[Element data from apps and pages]
★ ★ ★ ★ ★ ★ ★
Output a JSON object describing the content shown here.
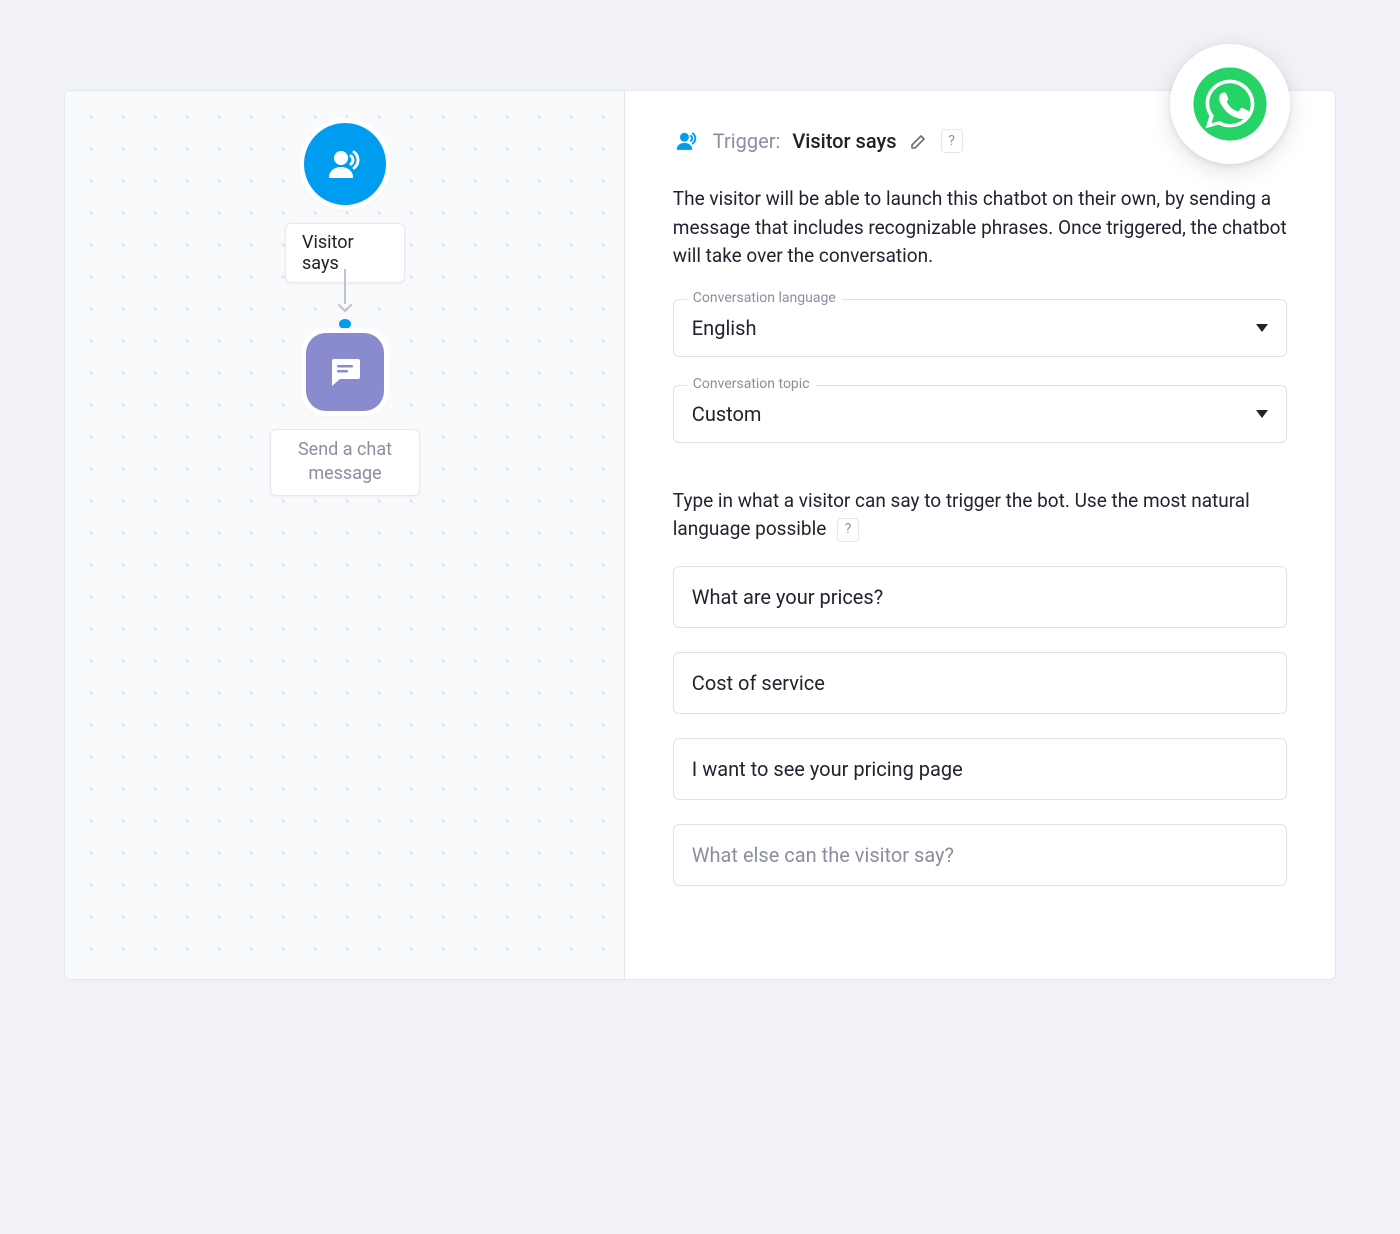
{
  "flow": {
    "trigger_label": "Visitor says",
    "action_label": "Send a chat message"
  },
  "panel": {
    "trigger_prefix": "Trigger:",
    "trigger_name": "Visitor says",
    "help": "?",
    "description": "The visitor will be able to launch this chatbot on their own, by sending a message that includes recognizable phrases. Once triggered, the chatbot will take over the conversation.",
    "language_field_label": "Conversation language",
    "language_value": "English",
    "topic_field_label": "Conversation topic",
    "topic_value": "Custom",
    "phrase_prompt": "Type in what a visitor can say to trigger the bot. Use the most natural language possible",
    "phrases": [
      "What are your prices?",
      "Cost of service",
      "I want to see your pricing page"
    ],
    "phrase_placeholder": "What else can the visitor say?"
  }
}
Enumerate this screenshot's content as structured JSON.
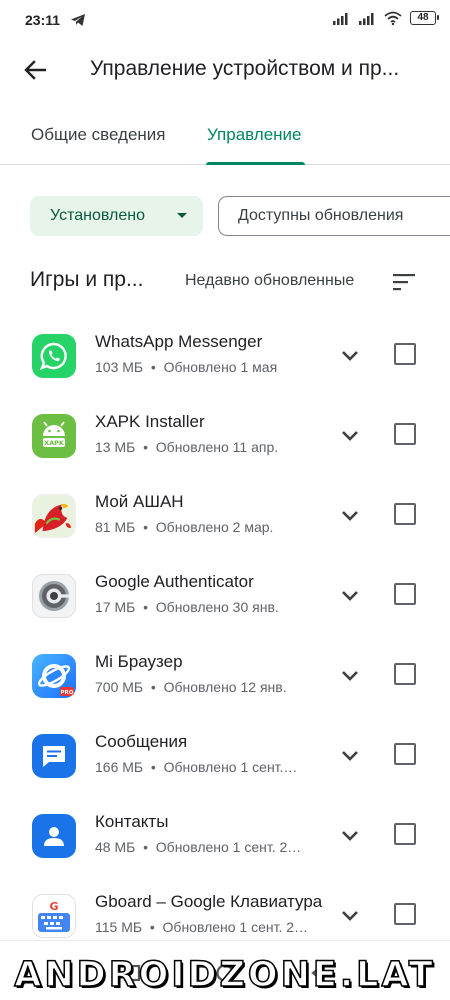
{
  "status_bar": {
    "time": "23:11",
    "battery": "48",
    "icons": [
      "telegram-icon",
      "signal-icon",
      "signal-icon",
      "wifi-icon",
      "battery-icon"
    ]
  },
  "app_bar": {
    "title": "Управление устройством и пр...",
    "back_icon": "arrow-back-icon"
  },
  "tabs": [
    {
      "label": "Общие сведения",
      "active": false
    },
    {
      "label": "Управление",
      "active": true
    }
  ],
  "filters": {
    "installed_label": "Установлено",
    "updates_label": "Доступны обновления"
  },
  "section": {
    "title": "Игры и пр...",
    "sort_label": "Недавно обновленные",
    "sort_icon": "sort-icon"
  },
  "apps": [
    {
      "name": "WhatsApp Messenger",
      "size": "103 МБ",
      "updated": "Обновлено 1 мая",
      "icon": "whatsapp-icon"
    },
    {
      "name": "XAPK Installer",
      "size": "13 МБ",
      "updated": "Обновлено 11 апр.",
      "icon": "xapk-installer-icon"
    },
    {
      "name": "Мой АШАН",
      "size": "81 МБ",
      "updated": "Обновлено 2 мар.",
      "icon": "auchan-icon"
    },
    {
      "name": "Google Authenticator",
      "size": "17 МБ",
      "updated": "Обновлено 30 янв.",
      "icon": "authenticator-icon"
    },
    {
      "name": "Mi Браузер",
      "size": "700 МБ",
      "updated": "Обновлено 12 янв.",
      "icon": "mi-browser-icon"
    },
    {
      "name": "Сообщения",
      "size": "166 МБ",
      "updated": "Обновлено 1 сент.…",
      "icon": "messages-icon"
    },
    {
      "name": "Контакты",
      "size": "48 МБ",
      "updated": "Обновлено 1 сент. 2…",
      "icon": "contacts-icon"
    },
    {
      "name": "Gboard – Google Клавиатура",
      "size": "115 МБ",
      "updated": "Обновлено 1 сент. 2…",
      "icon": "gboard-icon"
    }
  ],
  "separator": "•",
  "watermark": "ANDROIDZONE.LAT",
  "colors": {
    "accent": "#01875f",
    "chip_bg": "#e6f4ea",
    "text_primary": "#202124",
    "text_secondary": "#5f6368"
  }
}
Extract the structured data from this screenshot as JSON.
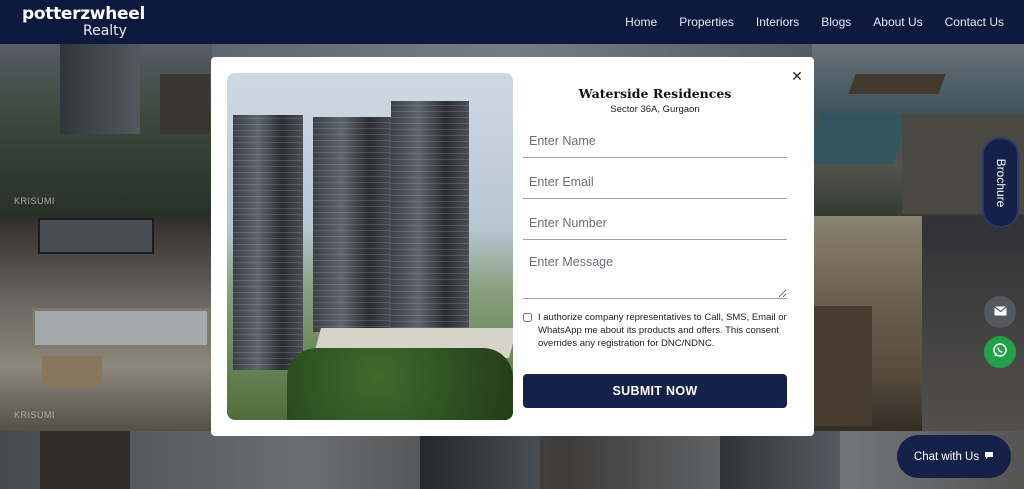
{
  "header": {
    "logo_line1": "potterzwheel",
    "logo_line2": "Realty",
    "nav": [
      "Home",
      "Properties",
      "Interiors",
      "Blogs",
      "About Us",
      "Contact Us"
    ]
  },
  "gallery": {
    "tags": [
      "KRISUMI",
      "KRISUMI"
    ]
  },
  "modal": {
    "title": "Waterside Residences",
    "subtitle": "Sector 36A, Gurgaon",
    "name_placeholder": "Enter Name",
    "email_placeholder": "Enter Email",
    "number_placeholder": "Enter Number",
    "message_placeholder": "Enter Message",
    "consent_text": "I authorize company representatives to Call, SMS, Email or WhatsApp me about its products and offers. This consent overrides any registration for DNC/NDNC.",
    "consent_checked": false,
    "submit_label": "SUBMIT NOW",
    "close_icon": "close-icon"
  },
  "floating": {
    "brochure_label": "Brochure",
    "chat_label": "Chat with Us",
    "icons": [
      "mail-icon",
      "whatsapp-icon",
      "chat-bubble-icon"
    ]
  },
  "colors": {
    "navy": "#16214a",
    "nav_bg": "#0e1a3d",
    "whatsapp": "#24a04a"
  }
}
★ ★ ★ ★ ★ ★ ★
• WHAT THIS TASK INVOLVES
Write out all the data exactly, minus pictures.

• RESPONSE TO THIS EXERCISE
Output a JSON object describing the content shown here.
{
  "flow": {
    "trigger_label": "Visitor says",
    "action_label": "Send a chat message"
  },
  "panel": {
    "trigger_prefix": "Trigger:",
    "trigger_name": "Visitor says",
    "help": "?",
    "description": "The visitor will be able to launch this chatbot on their own, by sending a message that includes recognizable phrases. Once triggered, the chatbot will take over the conversation.",
    "language_field_label": "Conversation language",
    "language_value": "English",
    "topic_field_label": "Conversation topic",
    "topic_value": "Custom",
    "phrase_prompt": "Type in what a visitor can say to trigger the bot. Use the most natural language possible",
    "phrases": [
      "What are your prices?",
      "Cost of service",
      "I want to see your pricing page"
    ],
    "phrase_placeholder": "What else can the visitor say?"
  }
}
Enumerate this screenshot's content as structured JSON.
{
  "status_bar": {
    "time": "23:11",
    "battery": "48",
    "icons": [
      "telegram-icon",
      "signal-icon",
      "signal-icon",
      "wifi-icon",
      "battery-icon"
    ]
  },
  "app_bar": {
    "title": "Управление устройством и пр...",
    "back_icon": "arrow-back-icon"
  },
  "tabs": [
    {
      "label": "Общие сведения",
      "active": false
    },
    {
      "label": "Управление",
      "active": true
    }
  ],
  "filters": {
    "installed_label": "Установлено",
    "updates_label": "Доступны обновления"
  },
  "section": {
    "title": "Игры и пр...",
    "sort_label": "Недавно обновленные",
    "sort_icon": "sort-icon"
  },
  "apps": [
    {
      "name": "WhatsApp Messenger",
      "size": "103 МБ",
      "updated": "Обновлено 1 мая",
      "icon": "whatsapp-icon"
    },
    {
      "name": "XAPK Installer",
      "size": "13 МБ",
      "updated": "Обновлено 11 апр.",
      "icon": "xapk-installer-icon"
    },
    {
      "name": "Мой АШАН",
      "size": "81 МБ",
      "updated": "Обновлено 2 мар.",
      "icon": "auchan-icon"
    },
    {
      "name": "Google Authenticator",
      "size": "17 МБ",
      "updated": "Обновлено 30 янв.",
      "icon": "authenticator-icon"
    },
    {
      "name": "Mi Браузер",
      "size": "700 МБ",
      "updated": "Обновлено 12 янв.",
      "icon": "mi-browser-icon"
    },
    {
      "name": "Сообщения",
      "size": "166 МБ",
      "updated": "Обновлено 1 сент.…",
      "icon": "messages-icon"
    },
    {
      "name": "Контакты",
      "size": "48 МБ",
      "updated": "Обновлено 1 сент. 2…",
      "icon": "contacts-icon"
    },
    {
      "name": "Gboard – Google Клавиатура",
      "size": "115 МБ",
      "updated": "Обновлено 1 сент. 2…",
      "icon": "gboard-icon"
    }
  ],
  "separator": "•",
  "watermark": "ANDROIDZONE.LAT",
  "colors": {
    "accent": "#01875f",
    "chip_bg": "#e6f4ea",
    "text_primary": "#202124",
    "text_secondary": "#5f6368"
  }
}
Extract the structured data from this screenshot as JSON.
{
  "header": {
    "logo_line1": "potterzwheel",
    "logo_line2": "Realty",
    "nav": [
      "Home",
      "Properties",
      "Interiors",
      "Blogs",
      "About Us",
      "Contact Us"
    ]
  },
  "gallery": {
    "tags": [
      "KRISUMI",
      "KRISUMI"
    ]
  },
  "modal": {
    "title": "Waterside Residences",
    "subtitle": "Sector 36A, Gurgaon",
    "name_placeholder": "Enter Name",
    "email_placeholder": "Enter Email",
    "number_placeholder": "Enter Number",
    "message_placeholder": "Enter Message",
    "consent_text": "I authorize company representatives to Call, SMS, Email or WhatsApp me about its products and offers. This consent overrides any registration for DNC/NDNC.",
    "consent_checked": false,
    "submit_label": "SUBMIT NOW",
    "close_icon": "close-icon"
  },
  "floating": {
    "brochure_label": "Brochure",
    "chat_label": "Chat with Us",
    "icons": [
      "mail-icon",
      "whatsapp-icon",
      "chat-bubble-icon"
    ]
  },
  "colors": {
    "navy": "#16214a",
    "nav_bg": "#0e1a3d",
    "whatsapp": "#24a04a"
  }
}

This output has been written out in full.